At least one of the saddle portions made of plastic material may be formed with preferential fold zones or lines 74 in order to facilitate fitting the saddle on various sizes of horse.

A saddle in accordance with the invention has numerous advantages over traditional saddles:

it is thinner, lighter, and cheaper than a traditional saddle;

the tree distributes the weight of the rider uniformly over the horse's back and it adapts to the morphology of the horse;

it supports the stirrup bars and the saddle's girth strap in such a manner as to allow the longitudinal position of the saddle on a horse to be adjusted by moving the girth strap over the arch;

the top molded portion of the saddle adapts to the morphology of the rider and improves rider comfort and equilibrium;

by increasing the rigidity of the top molded portion, it is possible to use a very short tree;

the various curvatures of the top portion are independent from the curvatures of the tree and may be different therefrom, or located in different places;

the padding may be extended to taper over the first quarter of the flaps in order to provide a larger gripping surface than on a conventional saddle; and

a single tree can be used for different sizes or for different types of saddle.

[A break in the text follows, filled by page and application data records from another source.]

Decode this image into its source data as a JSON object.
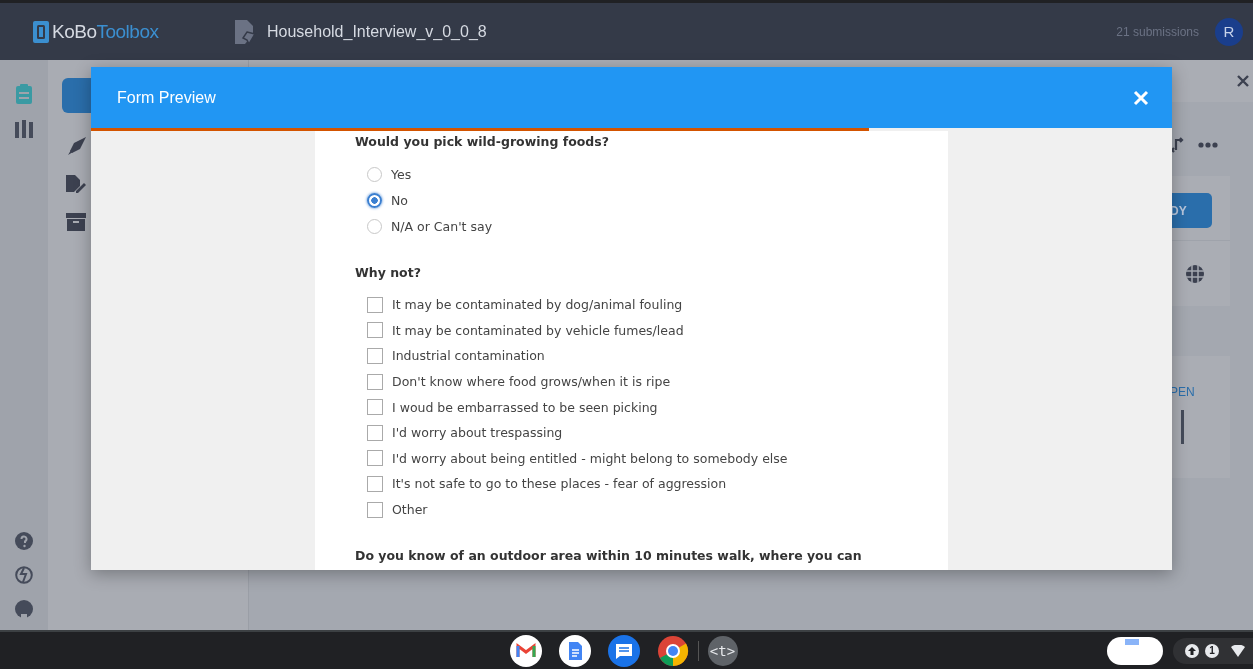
{
  "app": {
    "logo": "KoBo",
    "logo_accent": "Toolbox",
    "form_title": "Household_Interview_v_0_0_8",
    "submissions": "21 submissions",
    "avatar": "R"
  },
  "background": {
    "deploy_fragment": "DY",
    "open_fragment": "PEN"
  },
  "modal": {
    "title": "Form Preview",
    "progress": {
      "level": 0.72
    }
  },
  "questions": [
    {
      "kind": "radio",
      "label": "Would you pick wild-growing foods?",
      "options": [
        {
          "label": "Yes",
          "selected": false
        },
        {
          "label": "No",
          "selected": true
        },
        {
          "label": "N/A or Can't say",
          "selected": false
        }
      ]
    },
    {
      "kind": "checkbox",
      "label": "Why not?",
      "options": [
        {
          "label": "It may be contaminated by dog/animal fouling",
          "checked": false
        },
        {
          "label": "It may be contaminated by vehicle fumes/lead",
          "checked": false
        },
        {
          "label": "Industrial contamination",
          "checked": false
        },
        {
          "label": "Don't know where food grows/when it is ripe",
          "checked": false
        },
        {
          "label": "I woud be embarrassed to be seen picking",
          "checked": false
        },
        {
          "label": "I'd worry about trespassing",
          "checked": false
        },
        {
          "label": "I'd worry about being entitled - might belong to somebody else",
          "checked": false
        },
        {
          "label": "It's not safe to go to these places - fear of aggression",
          "checked": false
        },
        {
          "label": "Other",
          "checked": false
        }
      ]
    },
    {
      "kind": "text",
      "label": "Do you know of an outdoor area within 10 minutes walk, where you can"
    }
  ],
  "taskbar": {
    "dev_app": "<t>",
    "notifications": "1"
  }
}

Naturally the invention is not limited to the embodiments described and shown which have been mentioned solely by way of example. The invention extends to any variant within the competence of the person skilled in the art and to technical equivalents thereof providing they fall within the scope of the following claims.